America's Music: Jazz In Newark
Barbara J. Kukla
Swing City Press
Every jazz fan has a story about how the music became an important part of their life. For some the point of entry was taking up a musical instrument. Others fell under the music's spell after hearing a family member's or neighbor's jazz records. And there are those whose exposure to sounds intended as an aphrodisiac led to a lifelong love affair with the music.
Barbara J. Kukla's introduction to jazz occurred in 1960s when, as reporter for the Newark Star-Ledger, she began to frequent area jazz clubs. Kukla subsequently wrote an article on vocalist Miss Rhapsody (AKA Viola Wells), a mainstay of Newark's jazz scene who introduced the young journalist to many of the city's musicians.
Kukla's recently published book, America's Music: Jazz In Newark

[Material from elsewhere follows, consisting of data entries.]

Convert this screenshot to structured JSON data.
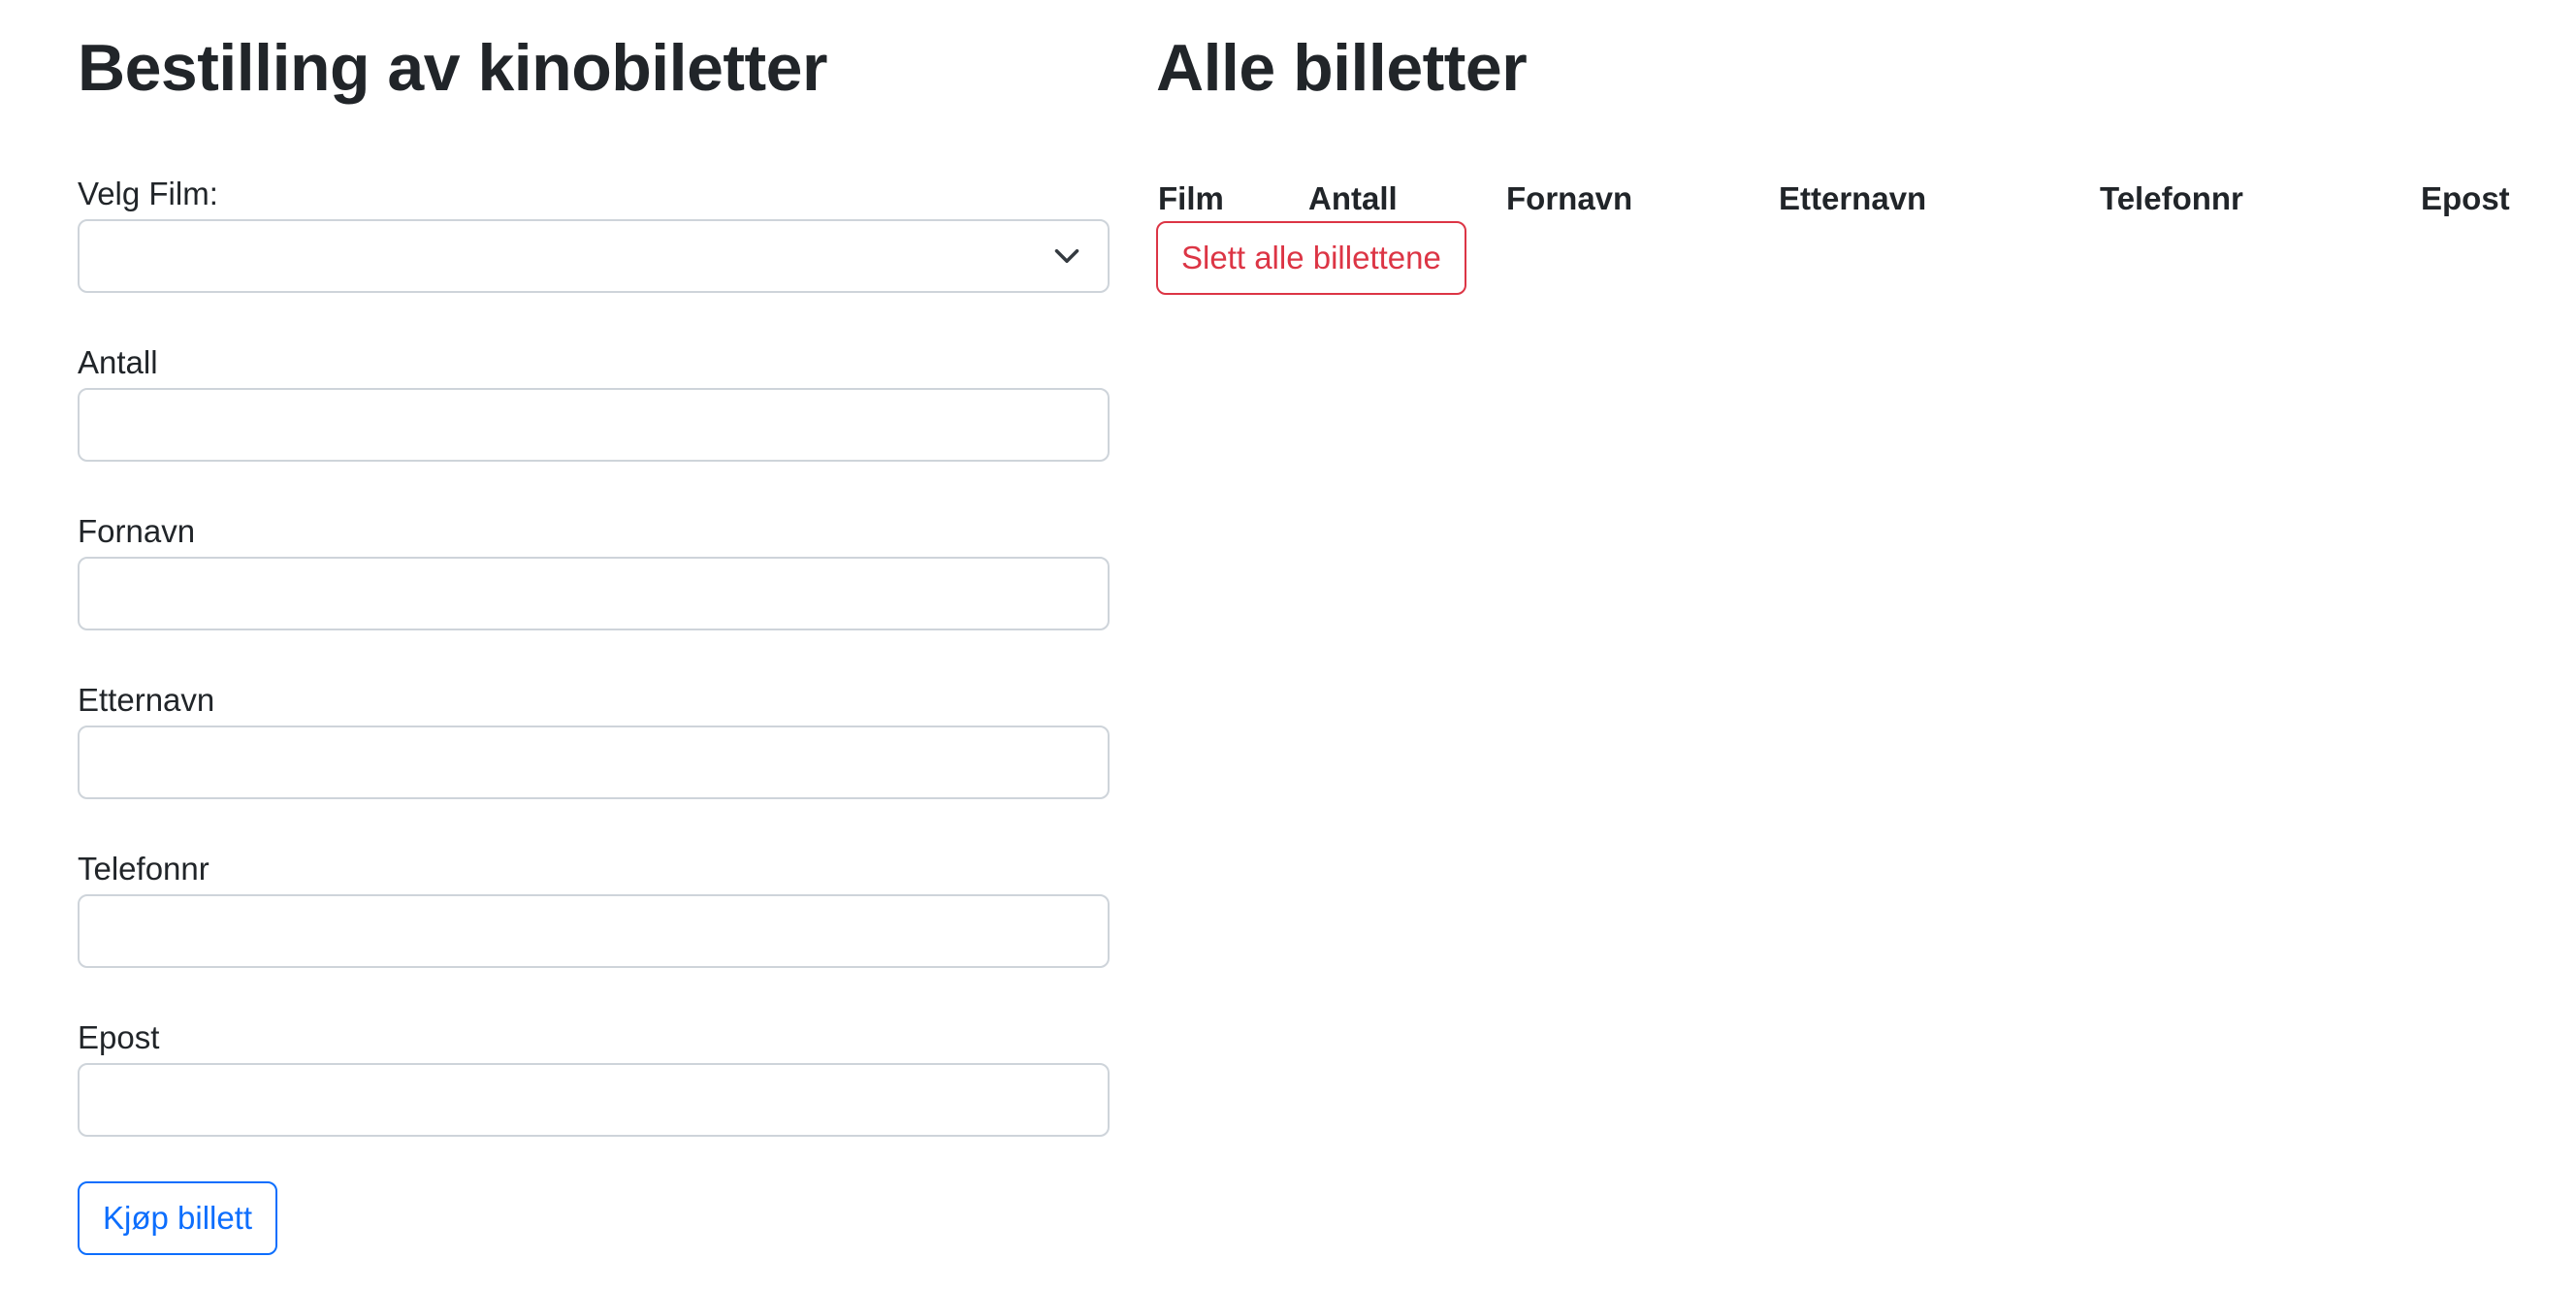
{
  "order_form": {
    "title": "Bestilling av kinobiletter",
    "film_label": "Velg Film:",
    "film_selected": "",
    "antall_label": "Antall",
    "antall_value": "",
    "fornavn_label": "Fornavn",
    "fornavn_value": "",
    "etternavn_label": "Etternavn",
    "etternavn_value": "",
    "telefonnr_label": "Telefonnr",
    "telefonnr_value": "",
    "epost_label": "Epost",
    "epost_value": "",
    "buy_button": "Kjøp billett",
    "icons": {
      "select": "chevron-down-icon"
    }
  },
  "tickets": {
    "title": "Alle billetter",
    "columns": [
      "Film",
      "Antall",
      "Fornavn",
      "Etternavn",
      "Telefonnr",
      "Epost"
    ],
    "rows": [],
    "delete_all_button": "Slett alle billettene"
  },
  "colors": {
    "primary": "#0d6efd",
    "danger": "#dc3545",
    "text": "#212529",
    "border": "#ced4da"
  }
}
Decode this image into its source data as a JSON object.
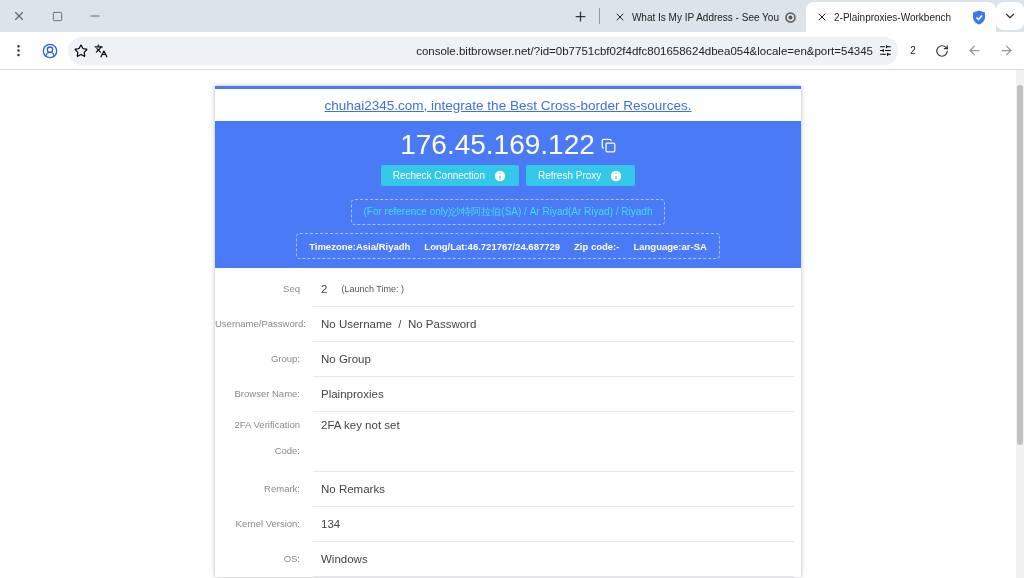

, approaches the subject from multiple perspectives, extends its reach from the 1920s to the present, and expresses concern for the future. While portraits of dozens of musicians and singerssome famous, others destined to remain local legendscomprise the bulk of the volume, Kukla expresses a keen interest in the economic and sociological realities that pervade the music. In what amounts to a people's history of jazz in New Jersey's most populated city, she incorporates neighborhoods, venues and families, shines a light on the efforts of jazz advocates such as promoters, club owners and journalists, and gives voice to the testimony of individual jazz fans.
Kukla introduces musicians not often heard outside of the Newark area, such as Rudy Walker, Leo Johnson, and Dave Braham
, in addition to the celebrated figures Sarah Vaughan
, Wayne Shorter
and James Moody
. Instead of offering a critical guide Kukla tells the stories of the dead and the living in ways that encompass their personal circumstances and humanity, as well as the music.
Another one of Kukla's strengths is capturing instances in which denizens of the jazz scene support one another and the community at large. Some examples include veteran musicians encouraging talented, underage players and singers to sit in and gain valuable experienceeven at the risk of getting venues busted for violating liquor laws; the staging of benefit concerts for local causes, including one in 2010 featuring the Newark Songbirds to raise money for the beleaguered Newark Public Library; the loyalty of Newark area jazz fans, who often showed up en masse when their local heroes landed gigs in Harlem; and the all- important mentoring of younger musicians and singers by their elders, in the ways of the music, self-promotion and, recently, finding work in a shrinking market.
It's been decades since theatres and ballrooms regularly hosted name bands, clubs routinely held jam sessions that attracted major talents like Charlie Parker
, andmost importantlyscores of bars and taverns nurtured home grown talent. In an arc that spans the book's length Kukla traces the gradual decline of the scene, and recognizes the noble efforts of individuals and institutions who work at keeping live jazz available to the public.
Early on in the volume Kukla notes that, in the early days of television, tavern owners began to utilize TV sets as an easy, inexpensive alternative to booking live music. When jazz began to outgrow its roots in popular entertainment and took on more of a sophisticated, art-for-art's sake character, the easier-to- follow sounds of Rhythm and Blues and Rock and Roll snatched large sections of the audience. Kukla's portraits of two jazzmen, trombonist Grachan Moncur III
and organist Larry Young
, touch on the difficulties in finding work and sustaining a following for musicians who follow their own muse.
A chapter entitled The Jazz Clubs
chronicles the heyday and eventual shuttering of two beloved venues, The Key Club and Sparky J's; accounts for the relatively recent rise and fall of Skipper's Plane Street Pub; and explains the difficulties in keeping alive a Friday night jazz series at The Priory. Another important chapter, Jazz Vespers: Honoring the Lord in Song
, elucidates the struggles and rewards of presenting secular music in sacred locations.
Though Kulka wisely refrains from making predictions about the future of jazz in Newark, she notes the success stories, keeps an eye on recent developments, and tracks the pockets of activity in venues in and near the city. Throughout the book she keeps firsthand impressions to a bare minimum, yet it's easy to surmise that direct contact with the music, musicians, jazz advocates, and fans has had a profound effect on her life. In offering a rich, detailed, lucidly written history of Newark's jazz, Kukla reinforces a truism thateven in an age dominated by recordings and performance videosmost dyed-in- the-wool jazz fans hold dear: Hearing live music by local musicians and singers on their home turf is one of life's peak experiencessomething that we don't want to lose.